It’s common sense to say that happy employees are more productive employees. Not surprisingly, research bears this out. A recent study by economists at the University of Warwick found that employee happiness led to a 12% spike in productivity, while unhappy workers proved 10% less productive. As the research team put it, “We find that human happiness has large and positive causal effects on productivity. Positive emotions appear to invigorate human beings.”
So if you are a good manager, it makes sense to do what you can to make your employees as happy as possible. What is that? Pay them more? Perhaps. Rarely will people complain when you increase their compensation, benefits, and perks but there’s a limit to that, both in your budget and in people’s heads. No amount of money will make someone enjoy their job, be happy to come to work, or go the extra mile if they hate the work they do, don’t care for their co-workers or you, or dislike the company. There is research to show that paying them more won’t help make them happy or improve productivity, but there are things you can do.
According to a study of 40,000 employees conducted by TinyPulse, a human resource research company, there are specific reasons people are happy or unhappy at work – and there are specific actions you can take as a supervisor or manager to move them to the happy side.
Happy Employees TIP #1
Communicate the mission/purpose of the company clearly and make sure each employee knows the importance of his or her contribution to that mission. It is human nature to want to contribute to something greater than yourself and be recognized for doing so. TinyPulse’s study found that only 42% of employees surveyed even knew what the mission of the organization was. When I conduct management seminars, I often ask for a show of hands of those who can summarize their organization’s mission. Sadly, the percentage of hands raised is usually much lower than 42%
Happy Employees TIP #2
Clarify roles & responsibilities. TinyPulse’s study found that 82% of those who defined themselves as happy in their work said their managers had done this. This correlates with a study by Coffman & Buckingham at the Gallup organization that found that the strongest indicator of improved high productivity, high profitability, high customer service ratings and low employee turnover was when surveyed employees answered strongly agree to the question: “I know what is expected of me at work.”
Happy Employees TIP #3
Try to put people together who seem to like each other. The TinyPulse study found that employee happiness is 23.3% more correlated to connections with co-workers than direct supervisors. This is, of course, not always possible, but when and where you can, it’s worth a try. Also, when there is conflict or dislike manifesting itself among employees, reassignment isn’t always a bad thing.
Happy Employees TIP #4
Place a high value on WAPLWO (Works Well And Plays Well With Others). TinyPulse found that team play and collaboration are the top traits employees love about their co-workers and thus, their jobs. This means hiring people who have demonstrated those characteristics in other positions. Southwest Airlines, for example, will often have potential hires work in groups to make presentations to the hiring staff. The hiring staff doesn’t look for brilliant presentations; they look for those applicants who are most supportive of their fellow presenting teammates.

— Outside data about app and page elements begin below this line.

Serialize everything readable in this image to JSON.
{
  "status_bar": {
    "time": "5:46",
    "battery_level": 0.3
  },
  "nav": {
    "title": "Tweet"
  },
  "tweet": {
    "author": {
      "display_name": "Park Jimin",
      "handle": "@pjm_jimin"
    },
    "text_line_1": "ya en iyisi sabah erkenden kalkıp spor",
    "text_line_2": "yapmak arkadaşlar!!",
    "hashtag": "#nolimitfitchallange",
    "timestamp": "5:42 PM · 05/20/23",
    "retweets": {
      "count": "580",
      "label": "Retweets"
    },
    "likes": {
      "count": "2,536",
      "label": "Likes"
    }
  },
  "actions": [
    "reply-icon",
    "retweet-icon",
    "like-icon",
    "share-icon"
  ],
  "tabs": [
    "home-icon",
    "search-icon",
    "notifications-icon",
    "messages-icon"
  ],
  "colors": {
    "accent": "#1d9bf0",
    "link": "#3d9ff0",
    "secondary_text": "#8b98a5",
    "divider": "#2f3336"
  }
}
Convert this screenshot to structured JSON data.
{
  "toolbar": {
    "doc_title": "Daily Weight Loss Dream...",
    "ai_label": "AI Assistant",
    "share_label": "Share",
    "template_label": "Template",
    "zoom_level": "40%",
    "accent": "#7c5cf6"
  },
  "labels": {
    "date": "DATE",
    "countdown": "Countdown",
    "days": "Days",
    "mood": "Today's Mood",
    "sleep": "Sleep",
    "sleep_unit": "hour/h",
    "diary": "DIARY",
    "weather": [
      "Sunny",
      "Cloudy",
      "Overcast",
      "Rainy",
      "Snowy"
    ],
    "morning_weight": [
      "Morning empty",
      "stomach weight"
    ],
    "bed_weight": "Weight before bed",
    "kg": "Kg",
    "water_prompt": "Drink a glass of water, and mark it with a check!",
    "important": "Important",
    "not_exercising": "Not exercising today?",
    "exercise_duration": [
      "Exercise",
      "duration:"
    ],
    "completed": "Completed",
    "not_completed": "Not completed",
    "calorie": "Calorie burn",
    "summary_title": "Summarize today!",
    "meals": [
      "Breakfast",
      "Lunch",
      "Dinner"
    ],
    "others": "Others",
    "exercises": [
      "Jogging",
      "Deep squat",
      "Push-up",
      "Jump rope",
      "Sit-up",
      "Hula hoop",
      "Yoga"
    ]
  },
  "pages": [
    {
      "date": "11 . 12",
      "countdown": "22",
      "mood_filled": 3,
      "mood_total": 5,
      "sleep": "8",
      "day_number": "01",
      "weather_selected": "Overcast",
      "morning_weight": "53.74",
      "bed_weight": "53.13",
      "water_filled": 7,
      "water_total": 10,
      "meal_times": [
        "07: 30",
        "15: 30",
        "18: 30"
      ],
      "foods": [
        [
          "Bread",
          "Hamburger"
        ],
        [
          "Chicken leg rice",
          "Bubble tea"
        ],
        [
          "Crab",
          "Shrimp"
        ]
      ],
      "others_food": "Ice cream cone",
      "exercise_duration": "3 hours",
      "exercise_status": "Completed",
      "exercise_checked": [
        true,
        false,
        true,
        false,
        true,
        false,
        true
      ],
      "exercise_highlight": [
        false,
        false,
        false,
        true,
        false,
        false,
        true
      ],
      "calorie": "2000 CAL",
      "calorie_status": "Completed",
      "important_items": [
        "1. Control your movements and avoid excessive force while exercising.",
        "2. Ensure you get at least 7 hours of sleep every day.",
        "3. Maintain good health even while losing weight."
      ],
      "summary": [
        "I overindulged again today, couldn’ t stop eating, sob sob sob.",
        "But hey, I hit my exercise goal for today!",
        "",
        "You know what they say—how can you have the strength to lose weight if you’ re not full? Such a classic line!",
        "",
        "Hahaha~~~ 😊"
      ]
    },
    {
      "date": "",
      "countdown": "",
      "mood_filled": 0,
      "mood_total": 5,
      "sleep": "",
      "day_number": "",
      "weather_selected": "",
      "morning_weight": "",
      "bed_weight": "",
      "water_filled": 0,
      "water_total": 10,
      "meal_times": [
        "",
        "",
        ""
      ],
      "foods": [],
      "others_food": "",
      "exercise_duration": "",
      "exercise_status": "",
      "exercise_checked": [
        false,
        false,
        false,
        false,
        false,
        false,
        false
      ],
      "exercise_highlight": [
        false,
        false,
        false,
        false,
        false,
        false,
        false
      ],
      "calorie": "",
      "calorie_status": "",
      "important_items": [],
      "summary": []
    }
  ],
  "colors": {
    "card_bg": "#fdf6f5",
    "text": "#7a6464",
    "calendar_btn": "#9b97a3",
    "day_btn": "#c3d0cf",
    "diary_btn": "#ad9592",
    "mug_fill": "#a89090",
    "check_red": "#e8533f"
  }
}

Happy Employees TIP #5
Solicit employees’ suggestions and take them seriously. Coffman & Buckingham’s study found that when employees rated the statement “At work, my opinions seem to count” with “Agree” and “Strongly Agree,” it had a powerful positive effect on productivity, profitability, customer service and low employee turnover. According to TinyPulse, “Businesses that don’t crowd source innovation and suggestions from their employees are missing a huge opportunity. If you’re relying on an open door policy, then you’re not fully leveraging your most prized asset – your people.” So it makes sense to get out there and solicit suggestions, input, and even criticism from your employees.
Happy Employees TIP #6
Set up systems of peer-to-peer recognition. Only 36% of organizations surveyed in TinyPulse’s study do this and yet positive feedback is one of the primary ways we all judge how we’re doing, what bears repeating and what needs to be discontinued. And for those of you who say it’s not good to praise people too much, I have to ask you, are you getting too much praise in your life? Suffering from a praise overdose? I THINK NOT.
Happy Employees TIP #7
7. Be open with information. According to the TinyPulse study, management transparency has an extremely high correlation coefficient of .93 with employee happiness. I think of Kim Jordan, founder of New Belgium Brewing Company in Fort Collins, CO who started the practice of holding monthly meetings with all the employees to open the books and let everyone know how the company is doing financially, what plans are in the works and answer questions about anything the employees want to ask about. Ironically, employee turnover at New Belgium runs a paltry 3% per year.